(Reuters) -The European Union raised over 12 billion euros ($13.24 billion) in a debt sale on Tuesday, as investors wait to see if the bloc will unveil a new joint borrowing plan to tackle member states’ funding needs following the invasion of Ukraine.
The bloc drew over 59 billion euros in demand for a new 10-year bond backing its coronavirus recovery fund, which raised 10 billion euros, the European Commission said in a statement.
Though that is the lowest level of outright demand the EU has seen since it launched debt sales backing its recovery fund last summer, the bloc increased the size of the issue from an initial 8 billion euros announced earlier on Tuesday in a memo seen by Reuters.
The EU also received 35 billion euros in demand for a 15-year bond backing its SURE unemployment scheme – the first jointly financed fund it launched early on in the pandemic – which raised 2.17 billion euros, the Commission said.
It is the EU’s first major bond sale since a Bloomberg report earlier in March suggested the bloc could soon unveil a new plan for further joint bond issuance to finance energy and defence spending in the face of Russia’s invasion of Ukraine.
A new fund would add to the up-to 100 billion euro SURE unemployment scheme and up-to 800 billion euro recovery fund the EU launched during the pandemic in unprecedented acts of fiscal solidarity.
France is leading calls for new EU debt, while Germany and other wealthier member states oppose further joint borrowing.
European Economic Commissioner Paolo Gentiloni said on Tuesday he sees a real discussion about new joint borrowing taking place in a few weeks, once the bloc has a clearer view of the economic impact of the crisis.
Jens Peter Sorensen, chief analyst at Danske Bank, noted that the SURE bond, which is classified as a social bond, one type of ESG debt, received much higher demand relative to the amount on offer.
“If you can put an ESG stamp on whatever fund you start to do, you will get really high demand for the bonds,” he said, referring to the potential new borrowing.
The 10-year bond priced for a yield of 1.02% and the 15-year bond for a yield of 1.199%, the European Commission said.
News of a potential new borrowing plan helped lower the risk premiums on Italian and other southern European government bonds despite the Ukraine war and at a time when the European Central Bank plans to cut back the stimulus which is a key support plank for southern Europe.
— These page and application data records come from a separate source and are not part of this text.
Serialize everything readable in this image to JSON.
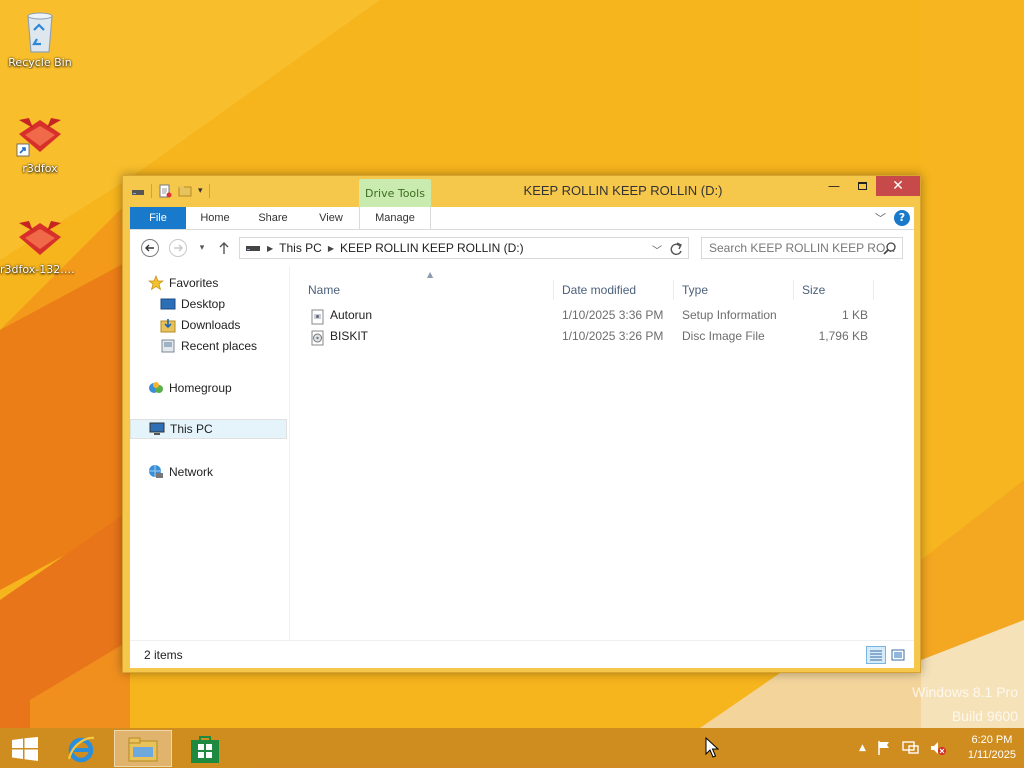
{
  "desktop": {
    "icons": [
      {
        "label": "Recycle Bin",
        "icon": "recycle-bin-icon"
      },
      {
        "label": "r3dfox",
        "icon": "r3dfox-icon"
      },
      {
        "label": "r3dfox-132.0...",
        "icon": "r3dfox-installer-icon"
      }
    ],
    "watermark": {
      "line1": "Windows 8.1 Pro",
      "line2": "Build 9600"
    }
  },
  "window": {
    "title": "KEEP ROLLIN KEEP ROLLIN (D:)",
    "contextual_tab_group": "Drive Tools",
    "ribbon_tabs": [
      "File",
      "Home",
      "Share",
      "View",
      "Manage"
    ],
    "address": {
      "crumbs": [
        "This PC",
        "KEEP ROLLIN KEEP ROLLIN (D:)"
      ]
    },
    "search": {
      "placeholder": "Search KEEP ROLLIN KEEP RO..."
    },
    "nav_pane": {
      "favorites": "Favorites",
      "desktop": "Desktop",
      "downloads": "Downloads",
      "recent_places": "Recent places",
      "homegroup": "Homegroup",
      "this_pc": "This PC",
      "network": "Network"
    },
    "columns": [
      "Name",
      "Date modified",
      "Type",
      "Size"
    ],
    "files": [
      {
        "name": "Autorun",
        "date": "1/10/2025 3:36 PM",
        "type": "Setup Information",
        "size": "1 KB",
        "icon": "setup-info-file-icon"
      },
      {
        "name": "BISKIT",
        "date": "1/10/2025 3:26 PM",
        "type": "Disc Image File",
        "size": "1,796 KB",
        "icon": "disc-image-file-icon"
      }
    ],
    "status": "2 items",
    "colors": {
      "file_tab": "#1979ca",
      "drive_tools": "#c9ebb0",
      "close": "#c7494a",
      "frame": "#f5c74b"
    }
  },
  "taskbar": {
    "apps": [
      "internet-explorer-icon",
      "file-explorer-icon",
      "store-icon"
    ],
    "clock": {
      "time": "6:20 PM",
      "date": "1/11/2025"
    }
  }
}
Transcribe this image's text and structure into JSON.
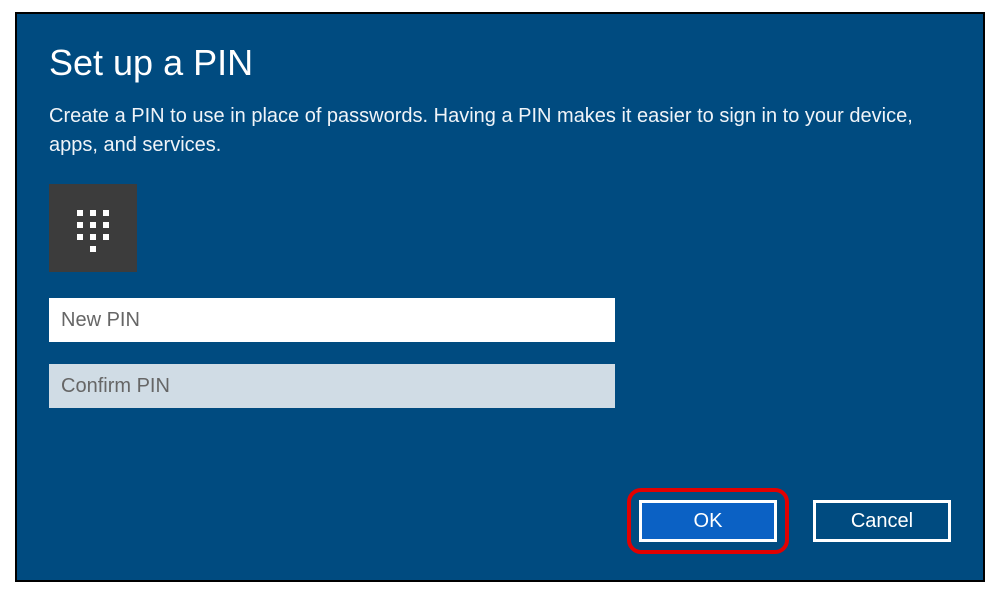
{
  "dialog": {
    "title": "Set up a PIN",
    "description": "Create a PIN to use in place of passwords. Having a PIN makes it easier to sign in to your device, apps, and services.",
    "icon": "pin-keypad",
    "fields": {
      "new_pin": {
        "placeholder": "New PIN",
        "value": ""
      },
      "confirm_pin": {
        "placeholder": "Confirm PIN",
        "value": ""
      }
    },
    "buttons": {
      "ok": "OK",
      "cancel": "Cancel"
    }
  },
  "colors": {
    "dialog_bg": "#004b80",
    "ok_bg": "#0b61c4",
    "highlight": "#e20000",
    "icon_bg": "#3c3c3c",
    "confirm_input_bg": "#d0dce5"
  }
}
The news also boosted the single currency and euro zone stock markets.
($1 = 0.9065 euros)
(Reporting by Yoruk Bahceli; Editing by Susan Fenton and Mark Porter)